Excerpts from an interface dataset:

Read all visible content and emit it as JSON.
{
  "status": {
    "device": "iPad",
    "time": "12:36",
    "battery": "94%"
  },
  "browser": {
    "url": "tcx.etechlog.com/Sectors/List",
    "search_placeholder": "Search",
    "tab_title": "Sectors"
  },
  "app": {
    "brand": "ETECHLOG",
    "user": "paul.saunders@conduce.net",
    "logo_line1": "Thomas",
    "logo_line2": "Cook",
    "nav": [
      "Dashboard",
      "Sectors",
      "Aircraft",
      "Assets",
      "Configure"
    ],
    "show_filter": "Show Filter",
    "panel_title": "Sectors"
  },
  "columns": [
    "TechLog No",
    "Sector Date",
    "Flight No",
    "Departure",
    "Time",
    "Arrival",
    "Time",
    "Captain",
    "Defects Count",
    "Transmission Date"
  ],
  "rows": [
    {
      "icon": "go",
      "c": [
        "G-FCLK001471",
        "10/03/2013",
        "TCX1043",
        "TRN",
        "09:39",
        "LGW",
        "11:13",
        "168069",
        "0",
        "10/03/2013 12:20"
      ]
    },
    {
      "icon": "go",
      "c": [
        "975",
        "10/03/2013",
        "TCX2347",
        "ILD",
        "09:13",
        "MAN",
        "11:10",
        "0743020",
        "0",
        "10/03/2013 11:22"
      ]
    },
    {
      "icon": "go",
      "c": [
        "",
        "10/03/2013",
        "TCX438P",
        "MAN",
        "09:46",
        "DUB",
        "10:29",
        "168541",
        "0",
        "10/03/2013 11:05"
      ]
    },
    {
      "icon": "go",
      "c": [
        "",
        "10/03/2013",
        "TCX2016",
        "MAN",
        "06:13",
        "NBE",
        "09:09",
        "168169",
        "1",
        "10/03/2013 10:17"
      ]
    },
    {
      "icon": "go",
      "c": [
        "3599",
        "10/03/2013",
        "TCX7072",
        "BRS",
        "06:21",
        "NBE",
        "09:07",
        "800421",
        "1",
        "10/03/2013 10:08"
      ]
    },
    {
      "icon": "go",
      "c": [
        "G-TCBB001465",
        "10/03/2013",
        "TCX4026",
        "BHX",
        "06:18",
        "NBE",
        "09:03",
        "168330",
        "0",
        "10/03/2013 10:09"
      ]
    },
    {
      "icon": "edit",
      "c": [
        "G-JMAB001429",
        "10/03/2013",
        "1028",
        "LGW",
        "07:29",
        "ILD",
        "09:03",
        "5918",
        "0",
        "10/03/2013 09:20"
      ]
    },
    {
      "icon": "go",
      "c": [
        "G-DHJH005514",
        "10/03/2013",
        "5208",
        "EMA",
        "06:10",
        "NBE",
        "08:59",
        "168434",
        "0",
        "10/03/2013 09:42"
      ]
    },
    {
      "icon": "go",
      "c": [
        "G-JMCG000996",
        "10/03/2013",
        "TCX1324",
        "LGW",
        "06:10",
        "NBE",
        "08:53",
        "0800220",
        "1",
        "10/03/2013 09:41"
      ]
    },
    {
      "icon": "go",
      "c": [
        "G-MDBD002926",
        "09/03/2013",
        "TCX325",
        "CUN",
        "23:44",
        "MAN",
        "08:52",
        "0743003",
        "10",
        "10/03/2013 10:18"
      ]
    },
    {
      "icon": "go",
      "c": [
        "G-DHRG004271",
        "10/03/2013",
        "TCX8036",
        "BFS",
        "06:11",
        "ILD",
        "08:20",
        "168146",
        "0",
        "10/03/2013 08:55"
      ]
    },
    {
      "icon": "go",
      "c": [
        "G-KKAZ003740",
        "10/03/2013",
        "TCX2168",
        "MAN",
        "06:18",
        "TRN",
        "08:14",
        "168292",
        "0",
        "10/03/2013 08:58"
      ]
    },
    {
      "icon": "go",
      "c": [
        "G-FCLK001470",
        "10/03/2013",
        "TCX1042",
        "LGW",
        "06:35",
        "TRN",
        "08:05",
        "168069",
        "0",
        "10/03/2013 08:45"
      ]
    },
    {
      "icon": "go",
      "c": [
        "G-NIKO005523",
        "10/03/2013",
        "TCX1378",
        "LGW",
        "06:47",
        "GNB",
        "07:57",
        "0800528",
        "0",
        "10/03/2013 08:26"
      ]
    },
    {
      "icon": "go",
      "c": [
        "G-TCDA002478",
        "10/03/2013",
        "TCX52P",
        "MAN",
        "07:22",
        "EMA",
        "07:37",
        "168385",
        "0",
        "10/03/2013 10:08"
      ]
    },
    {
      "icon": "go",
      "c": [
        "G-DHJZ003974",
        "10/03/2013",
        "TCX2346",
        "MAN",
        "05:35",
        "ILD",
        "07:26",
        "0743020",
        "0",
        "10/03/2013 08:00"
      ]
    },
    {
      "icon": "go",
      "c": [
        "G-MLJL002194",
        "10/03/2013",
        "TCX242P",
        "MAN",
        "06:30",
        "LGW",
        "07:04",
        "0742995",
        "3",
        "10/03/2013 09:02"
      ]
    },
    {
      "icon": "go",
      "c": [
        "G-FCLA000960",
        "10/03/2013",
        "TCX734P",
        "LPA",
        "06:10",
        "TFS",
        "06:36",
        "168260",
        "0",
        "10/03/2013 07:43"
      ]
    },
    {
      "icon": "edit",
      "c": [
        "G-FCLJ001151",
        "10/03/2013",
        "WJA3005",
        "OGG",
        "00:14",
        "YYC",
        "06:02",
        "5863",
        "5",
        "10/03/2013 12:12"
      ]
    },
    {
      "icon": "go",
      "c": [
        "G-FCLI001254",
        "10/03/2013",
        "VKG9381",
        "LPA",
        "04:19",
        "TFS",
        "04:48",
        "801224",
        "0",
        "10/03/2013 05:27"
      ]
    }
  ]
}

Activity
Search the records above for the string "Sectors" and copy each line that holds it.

Solution for this exercise
    "url": "tcx.etechlog.com/Sectors/List",
    "tab_title": "Sectors"
      "Sectors",
    "panel_title": "Sectors"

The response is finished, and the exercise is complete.